Just like you wouldn’t hire a contractor who can’t prove he or she is insured for damage or accidents, some clients will require you to present proof of insurance before they’ll do business with you. Having the ability to provide a COI could help you land business faster.
What’s the difference between a COI and an “additional insured”?
A COI is a document that serves as proof that insurance coverage exists on the day the certificate was issued. An “additional insured” is another person or business that may be specifically listed and can be protected through your insurance policy – usually the liability portion.
A certificate of insurance is usually requested by one party in an agreement, contract or transaction to make sure another party has the appropriate insurance coverage. The certificate shows that a policy is in force—but that doesn’t mean the person or business requesting it is covered as well. A certificate of insurance does not entitle the certificate holder to any rights under the contract.

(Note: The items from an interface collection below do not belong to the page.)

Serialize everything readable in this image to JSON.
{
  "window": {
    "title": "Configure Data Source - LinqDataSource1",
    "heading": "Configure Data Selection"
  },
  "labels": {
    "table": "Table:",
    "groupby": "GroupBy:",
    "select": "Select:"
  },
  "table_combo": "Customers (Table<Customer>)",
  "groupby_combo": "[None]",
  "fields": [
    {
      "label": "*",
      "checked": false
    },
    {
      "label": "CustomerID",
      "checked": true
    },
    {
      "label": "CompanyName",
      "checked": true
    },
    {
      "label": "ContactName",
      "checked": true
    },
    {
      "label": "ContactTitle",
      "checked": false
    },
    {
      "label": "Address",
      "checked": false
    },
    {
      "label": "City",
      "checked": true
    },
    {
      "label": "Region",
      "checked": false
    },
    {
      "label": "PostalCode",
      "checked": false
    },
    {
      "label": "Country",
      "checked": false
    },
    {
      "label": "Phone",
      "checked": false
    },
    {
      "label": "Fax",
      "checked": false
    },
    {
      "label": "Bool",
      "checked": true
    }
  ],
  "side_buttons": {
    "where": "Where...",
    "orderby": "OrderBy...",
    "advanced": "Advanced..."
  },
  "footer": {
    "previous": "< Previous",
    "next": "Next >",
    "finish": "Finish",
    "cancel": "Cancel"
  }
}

While an additional insured may be listed on the insurance policy – it’s important to know that the additional insured doesn’t have exactly the same coverage as the named insured. There are many types of additional insured endorsements, so what’s covered – and what’s not – is all subject to the terms and conditions of each individual policy.
Still have questions? An insurance professional like an Erie Insurance agent can help explain the difference and walk you through your options based on what your business needs.

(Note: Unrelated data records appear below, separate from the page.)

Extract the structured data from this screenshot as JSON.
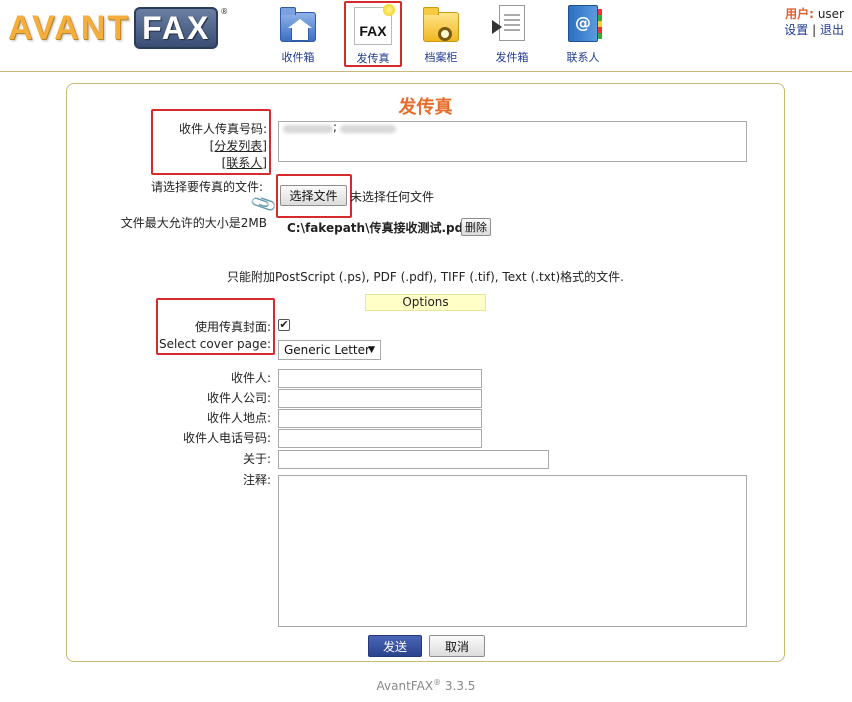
{
  "header": {
    "logo_avant": "AVANT",
    "logo_fax": "FAX",
    "logo_reg": "®",
    "nav": [
      {
        "label": "收件箱",
        "icon": "inbox-icon"
      },
      {
        "label": "发传真",
        "icon": "fax-icon",
        "active": true
      },
      {
        "label": "档案柜",
        "icon": "archive-icon"
      },
      {
        "label": "发件箱",
        "icon": "outbox-icon"
      },
      {
        "label": "联系人",
        "icon": "contacts-icon"
      }
    ],
    "user_label": "用户:",
    "user_name": "user",
    "settings_link": "设置",
    "separator": "|",
    "logout_link": "退出",
    "fax_icon_text": "FAX",
    "contacts_icon_text": "@"
  },
  "form": {
    "title": "发传真",
    "recipient_fax_label": "收件人传真号码:",
    "distribution_list_link": "[分发列表]",
    "contacts_link": "[联系人]",
    "fax_separator": ";",
    "choose_file_label": "请选择要传真的文件:",
    "max_size_label": "文件最大允许的大小是2MB",
    "choose_file_button": "选择文件",
    "no_file_text": "未选择任何文件",
    "attached_file": "C:\\fakepath\\传真接收测试.pdf",
    "delete_button": "删除",
    "allowed_formats": "只能附加PostScript (.ps), PDF (.pdf), TIFF (.tif), Text (.txt)格式的文件.",
    "options_label": "Options",
    "use_cover_label": "使用传真封面:",
    "use_cover_checked": true,
    "checkmark": "✔",
    "select_cover_label": "Select cover page:",
    "cover_page_value": "Generic Letter",
    "caret": "▼",
    "to_label": "收件人:",
    "company_label": "收件人公司:",
    "location_label": "收件人地点:",
    "phone_label": "收件人电话号码:",
    "subject_label": "关于:",
    "comments_label": "注释:",
    "send_button": "发送",
    "cancel_button": "取消"
  },
  "footer": {
    "product": "AvantFAX",
    "reg": "®",
    "version": "3.3.5"
  },
  "colors": {
    "accent_orange": "#e86d2a",
    "link_blue": "#1f3a93",
    "highlight_red": "#d62b2b",
    "panel_border": "#c9bb6e"
  }
}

Why would I want to name an additional insured on my business insurance policy?
Think of it this way: Building a business is all about forming relationships and partnerships. Most of the time, that’s a good thing. But sometimes, it can also put your business at risk for lawsuits.

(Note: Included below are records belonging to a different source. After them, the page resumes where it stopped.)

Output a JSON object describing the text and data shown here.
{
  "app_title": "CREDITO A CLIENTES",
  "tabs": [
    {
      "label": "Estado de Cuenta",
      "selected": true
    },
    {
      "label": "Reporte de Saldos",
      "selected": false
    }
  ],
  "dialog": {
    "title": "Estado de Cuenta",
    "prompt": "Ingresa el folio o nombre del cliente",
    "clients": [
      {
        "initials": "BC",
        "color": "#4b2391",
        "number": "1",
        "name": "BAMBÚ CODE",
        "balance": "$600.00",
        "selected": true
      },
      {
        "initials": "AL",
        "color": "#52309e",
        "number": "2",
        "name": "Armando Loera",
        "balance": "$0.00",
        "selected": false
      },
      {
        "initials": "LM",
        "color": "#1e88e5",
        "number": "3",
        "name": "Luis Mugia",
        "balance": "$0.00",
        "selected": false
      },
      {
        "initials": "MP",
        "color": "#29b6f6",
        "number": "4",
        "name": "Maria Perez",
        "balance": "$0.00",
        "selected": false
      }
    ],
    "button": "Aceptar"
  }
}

Here’s an example: Imagine that a wholesaler-distributor partners with a toy manufacturer to help them distribute the year’s hottest new kids’ toy: an all-in-one pogo stick/skateboard/drone. (Don’t worry, parents… it’s only an example.)
But, picture this: After a few months of selling and distributing the toys, a defect is discovered. The toys are breaking, and kids are getting hurt. A parent decides to sue the wholesaler-distributor and the manufacturer for bodily injury. By being named an additional insured on the manufacturer’s policy, the wholesaler-distributer may obtain coverage under the manufacturer’s policy (within the stated limits, and subject to the terms and conditions of the policy) to help pay for damages and legal fees.
How can I add an additional insured?
To add an additional insured to your policy, contact your ERIE agent.
Some businesses typically request to be named as an additional insured on a policy once they start working with you. There are two ways this is usually treated: on a specific basis and on a blanket basis.
A specific basis is just that — a specific person or business is named as an additional insured on a policy. A blanket basis covers anyone who meets the definition of “additional insured” per the terms of the policy. This usually includes groups like contractors or landlords. Many contracts spell out who should be named as an additional insured on a business’s policy.
Like we mentioned above: Remember that the coverage extended to the additional insured is subject to the terms and conditions of the policy. Generally speaking, the additional insured isn’t covered in the same manner as the primary person or business named on the business policy.
Where can I go with questions about business insurance?
Business insurance can be complicated, and not having the right information (or the right coverage) can put you and your business at financial risk. You can trust Erie Insurance and our network of local, independent agents to help you feel confident about coverage for what you’ve worked so hard to build.
This story was originally published on March 22, 2017. It has been updated with new information.